The recent bushfires are a fresh blow to Victoria’s timber industry, coming just weeks after the state Labor government announced the end of all native forest logging within 10 years. Sawmills in the east of the state, which had already been struggling to secure enough logs to keep their machines running, said the government’s move would put thousands of workers out of their jobs and put the future of Victoria’s timber towns in doubt.
VicForests said it could not confirm numbers but that it had lost a significant amount of its logging coupes in the area, and would be unable to assess the damage while the fires were still burning. “The East Gippsland fires have had a significant impact on VicForests’ coupes,” a spokesman said. “While the fires are ongoing, we are unable to fully assess the impact.

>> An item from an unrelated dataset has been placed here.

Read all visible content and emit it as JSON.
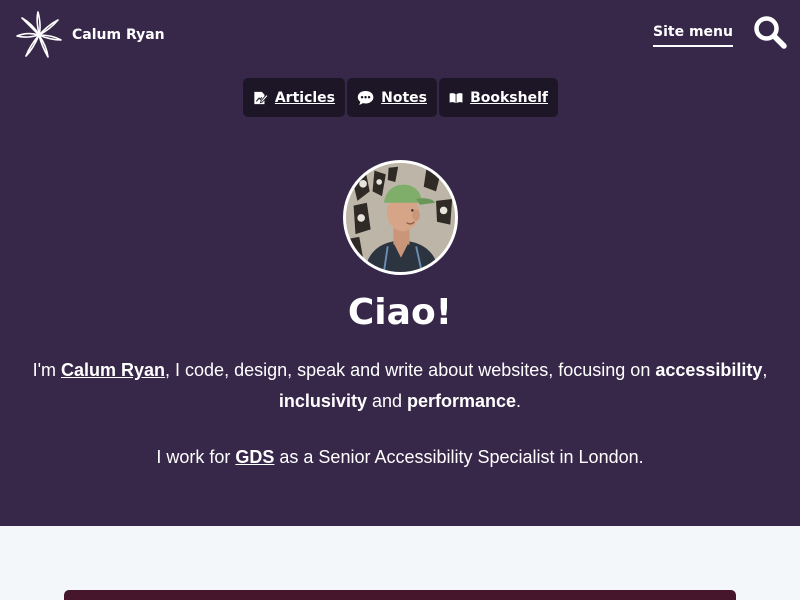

Our current focus is on fully supporting the efforts to manage the bushfires, deploying all available VicForests staff and contractors to the region.”
Construction Forestry Mining and Energy National Secretary Michael O’Connor said the destruction of East Gippsland forest in the blazes put the state government’s transition plan into doubt. “Clearly there’s been significant damage to the resources in East Gippsland and the union will be very concerned about the consequences for employment and the viability of some mills,” Mr O’Connor said. “There will certainly be concerns for the viability of the already flawed transitions plan.”
The industry’s national lobby group, the Australian Forest Products Association, said that some of the plantation trees currently burning, those used for building products, would take 30 years to regrow. “So, when the fires are finally contained, it will be like a slow-motion train crash as the full downstream consequences are felt,” the association’s chief executive Ross Hampton said.
“Large areas of our plantation forest estate in key forestry regions in NSW, Victoria and South Australia are on fire and the downstream consequences for rural communities will be severe.”
A spokesman for Victorian Agriculture Minister Jaclyn Symes said the government was aware of significant loss of logging coupes in East Gippsland but that its immediate focus was on “extinguishing the fires and protecting life”. The Victorian timber industry group VAFI said the full extent of the damage could not yet be assessed.